7.     What kind of problems, i.e. invasives, pests, etc. do you have in your yard/garden and hope to solve, after reading this book?

8.     Are you familiar with or have you participated in any of the 150+ Citizen Science programs, like Monarch Watch, Bumble Bee Watch, Audubon Christmas Bird Count, ebird, etc. and if yes, which ones?

9.     After reading Chapter 5, “ A Harvest for All: Share the Bounty through Peaceful Coexistence”, where the author writes, “Evolution towards a more humane ethic is not just a moral imperative but also the only practical solution in an increasing crowded world. “, what are your reactions to her ideas regarding treating humanely animals, such as deer, groundhogs, skunk, opossums, raccoons, etc.? Have you had any personal experiences with any of these animals?

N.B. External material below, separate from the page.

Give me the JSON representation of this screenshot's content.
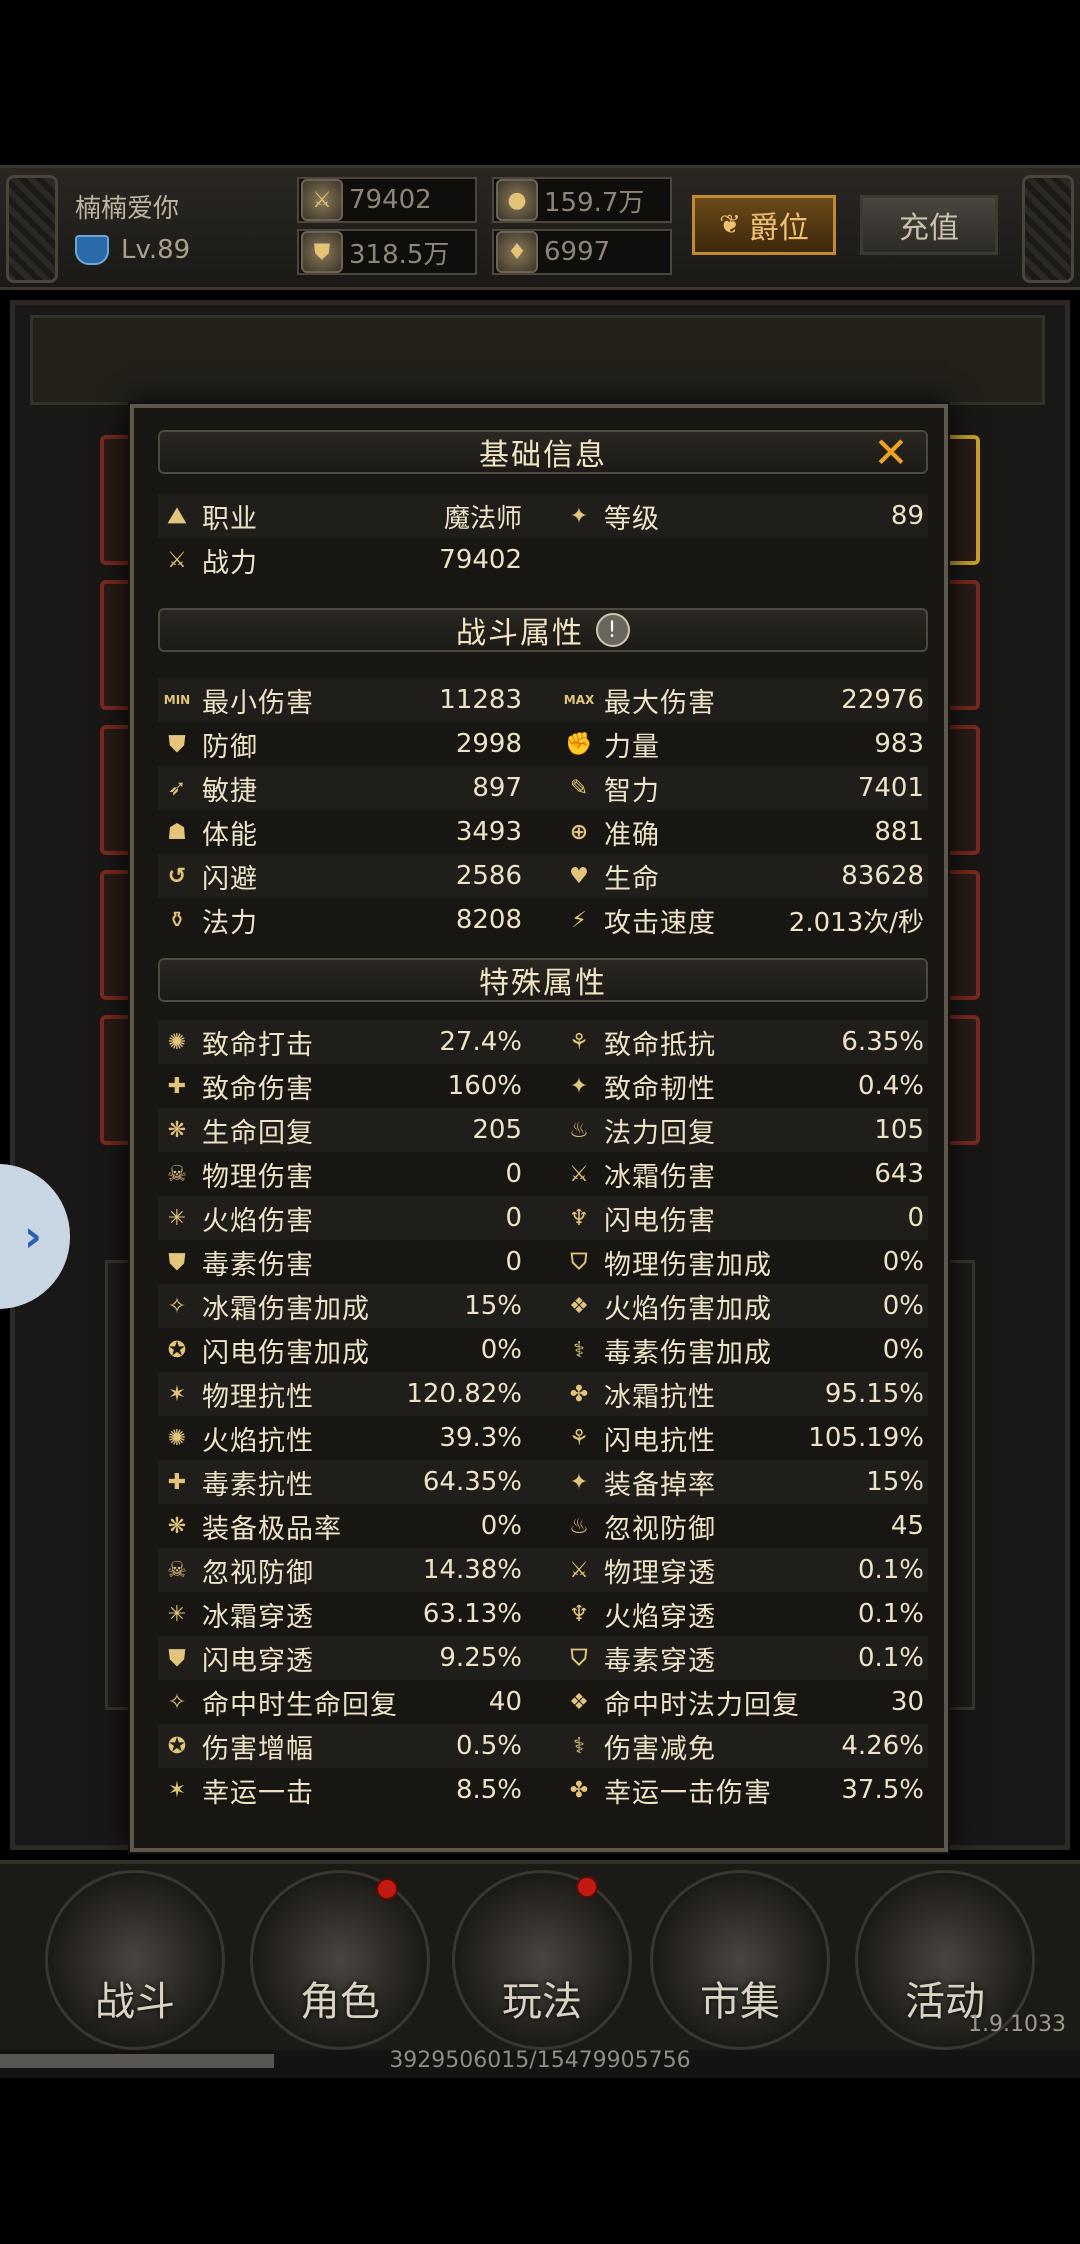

10. What suggestions in this book do you hope to incorporate in your own yard/gardens?

Saturday, July 1, 2017

The Beak of the Finch by Jonathan Weiner

Summary from Amazon:
"On a desert island in the heart of the Galapagos archipelago, where Darwin received his first inklings of the theory of evolution, two scientists, Peter and Rosemary Grant, have spent twenty years proving that Darwin did not know the strength of his own theory. For among the finches of Daphne Major, natural selection is neither rare nor slow: it is taking place by the hour, and we can watch.

In this dramatic story of groundbreaking scientific research, Jonathan Weiner follows these scientists as they watch Darwin's finches and come up with a new understanding of life itself. The Beak of the Finch is an elegantly written and compelling masterpiece of theory and explication in the tradition of Stephen Jay Gould."

New York Times: "In Darwin's Footsteps":

Kirkus Review:

(2014) The Origin of Species: The Beak of the Finch: 
(2017) NY Times: Feather Fancy:

Pulitzer Prize Winner for 1995 in General Nonfiction

Author, Jonathan Weiner's, website

2016 Article about Rosemary and Peter Grant: 
"The Legendary Biologists Who Clocked Evolution's Astonishing Speed": 

Discussion Questions (by John, who will be leading the discussion):
1. Darwin’s theory of evolution, natural selection, and origin of species were based on interpretations of observations. How is this different from normal scientific process? What is the role of experimentation for proving and supporting theories?
2. What were the Grants’ and their collaborators critical contributions for demonstrating these phenomena? Why did they focus on Galapagos finch species? How were beak sizes and shapes used as critical determinants of divergences and speciation?
3. What role did weather and climate shifts play in their observations of selection? Similarly, what were the accompanying changes in vegetation effect selection?
4. How did the interplay of bees and nectar drinking finches demonstrate that different species can exert selective pressure on each other, not only intra-species effects?
5. What are the characteristics of a species?
6. How may species’ boundaries be tested and sometimes stretched?
7. What are the differences in natural selection versus sexual selection and how do they combine to produce diversity and speciation?
8. How did the African guppies studies conducted by Endler support the Grants’ conclusion?
9. How did the fruit fly studies contribute to understanding selection and formation of species?

10. In the 20 years since this book was published, genetic sequencing of DNA has become a very powerful tool for biologists, enabled by complete DNA analysis of individual organisms. How might this type of analysis affect our understanding of natural selection and the studies conducted in this book?
11. The book includes numerous, diverse examples separate from the finches of the Galapagos of selection pressures leading to divergence including for bacteria (antiobiotic resistance), insects (pesticide resistance), moths (color change), elephants (loss of tusks).  How do these phenomena extend and mostly reinforce the observations of the Grants?
12. The subject of evolution is still difficult and controversial for many people.  Why do people for the most part appear to understand and accept the observations of selective pressure and divergence, such as those described in this book, yet reject evolution?